| What to work on |
From the records, return each line that has the word "увольнения" in it.
⁂
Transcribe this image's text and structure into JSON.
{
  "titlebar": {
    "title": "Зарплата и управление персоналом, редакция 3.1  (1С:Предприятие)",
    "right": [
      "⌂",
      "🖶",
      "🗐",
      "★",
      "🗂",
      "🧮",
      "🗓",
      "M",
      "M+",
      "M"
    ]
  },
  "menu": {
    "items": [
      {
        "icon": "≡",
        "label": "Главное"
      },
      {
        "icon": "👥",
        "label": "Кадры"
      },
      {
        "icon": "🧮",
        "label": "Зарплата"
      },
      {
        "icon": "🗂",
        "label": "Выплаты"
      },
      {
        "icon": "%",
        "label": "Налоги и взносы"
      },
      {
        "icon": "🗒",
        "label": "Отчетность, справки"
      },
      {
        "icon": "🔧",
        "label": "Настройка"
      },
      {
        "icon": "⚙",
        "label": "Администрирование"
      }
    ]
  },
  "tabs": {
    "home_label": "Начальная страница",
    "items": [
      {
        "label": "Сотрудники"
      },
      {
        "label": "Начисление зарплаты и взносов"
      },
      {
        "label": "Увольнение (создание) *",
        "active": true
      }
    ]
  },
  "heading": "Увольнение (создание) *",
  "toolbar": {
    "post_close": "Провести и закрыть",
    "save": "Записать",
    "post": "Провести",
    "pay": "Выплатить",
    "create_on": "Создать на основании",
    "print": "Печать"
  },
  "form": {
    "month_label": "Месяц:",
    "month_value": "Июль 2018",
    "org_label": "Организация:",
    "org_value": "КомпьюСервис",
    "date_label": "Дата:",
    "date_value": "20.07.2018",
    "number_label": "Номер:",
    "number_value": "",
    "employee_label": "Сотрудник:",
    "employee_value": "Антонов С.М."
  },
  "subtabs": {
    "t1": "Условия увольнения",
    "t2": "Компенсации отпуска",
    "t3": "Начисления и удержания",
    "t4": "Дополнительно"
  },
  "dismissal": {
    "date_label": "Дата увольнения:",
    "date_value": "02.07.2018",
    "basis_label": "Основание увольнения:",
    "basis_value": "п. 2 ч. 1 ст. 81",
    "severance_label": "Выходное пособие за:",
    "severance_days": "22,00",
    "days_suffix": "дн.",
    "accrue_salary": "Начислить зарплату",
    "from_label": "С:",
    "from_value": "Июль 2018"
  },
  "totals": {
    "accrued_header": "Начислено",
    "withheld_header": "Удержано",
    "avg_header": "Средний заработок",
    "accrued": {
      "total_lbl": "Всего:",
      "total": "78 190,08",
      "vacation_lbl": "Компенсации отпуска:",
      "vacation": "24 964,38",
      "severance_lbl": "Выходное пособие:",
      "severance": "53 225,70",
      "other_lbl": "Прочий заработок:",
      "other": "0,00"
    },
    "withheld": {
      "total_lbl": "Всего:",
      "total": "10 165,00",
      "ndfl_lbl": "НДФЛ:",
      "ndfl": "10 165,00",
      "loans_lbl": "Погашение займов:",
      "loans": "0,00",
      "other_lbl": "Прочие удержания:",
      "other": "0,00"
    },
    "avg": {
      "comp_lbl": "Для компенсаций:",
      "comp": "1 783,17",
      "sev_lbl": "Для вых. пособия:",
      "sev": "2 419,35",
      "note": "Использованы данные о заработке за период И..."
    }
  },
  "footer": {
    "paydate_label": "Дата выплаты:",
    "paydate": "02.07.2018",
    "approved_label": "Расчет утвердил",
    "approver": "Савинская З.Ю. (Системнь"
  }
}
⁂
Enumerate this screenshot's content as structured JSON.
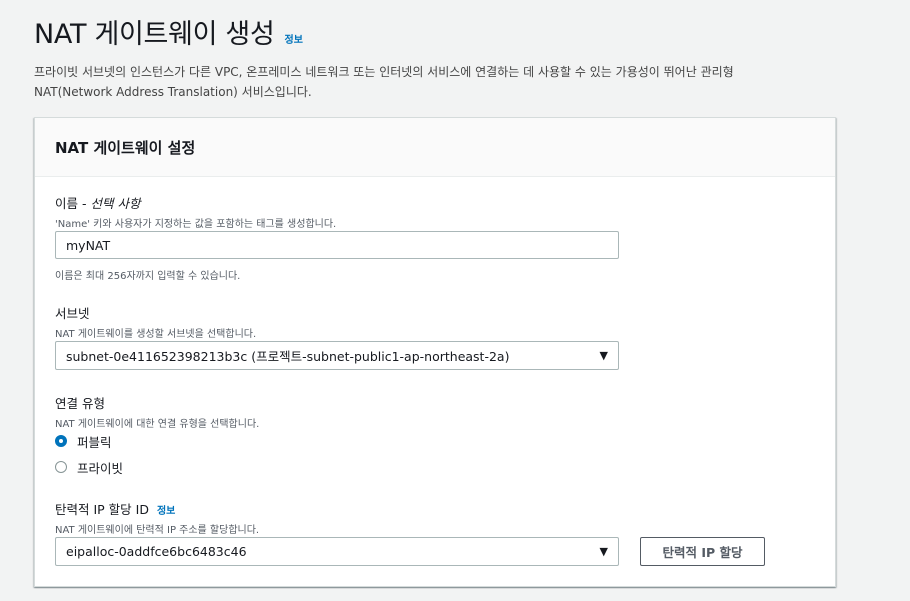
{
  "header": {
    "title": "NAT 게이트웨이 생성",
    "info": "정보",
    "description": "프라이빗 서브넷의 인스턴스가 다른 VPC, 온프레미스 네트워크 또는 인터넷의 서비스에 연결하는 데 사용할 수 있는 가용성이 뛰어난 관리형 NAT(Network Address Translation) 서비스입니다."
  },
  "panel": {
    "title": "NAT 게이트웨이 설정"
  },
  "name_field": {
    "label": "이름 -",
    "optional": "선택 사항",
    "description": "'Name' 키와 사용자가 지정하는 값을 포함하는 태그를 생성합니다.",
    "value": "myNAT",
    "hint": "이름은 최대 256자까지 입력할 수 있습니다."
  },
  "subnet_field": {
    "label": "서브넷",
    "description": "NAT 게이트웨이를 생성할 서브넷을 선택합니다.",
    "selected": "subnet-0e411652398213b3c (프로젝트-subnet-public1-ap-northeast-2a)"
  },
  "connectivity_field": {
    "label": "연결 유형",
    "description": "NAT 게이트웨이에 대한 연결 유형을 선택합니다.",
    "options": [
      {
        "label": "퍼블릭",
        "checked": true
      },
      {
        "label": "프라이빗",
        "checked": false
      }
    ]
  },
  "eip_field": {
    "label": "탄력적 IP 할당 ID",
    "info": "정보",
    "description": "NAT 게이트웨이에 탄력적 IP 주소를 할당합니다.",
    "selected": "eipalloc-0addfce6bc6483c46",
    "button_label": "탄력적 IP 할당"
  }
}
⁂
| Result for this exercise |
    "t1": "Условия увольнения",
    "date_label": "Дата увольнения:",
    "basis_label": "Основание увольнения:",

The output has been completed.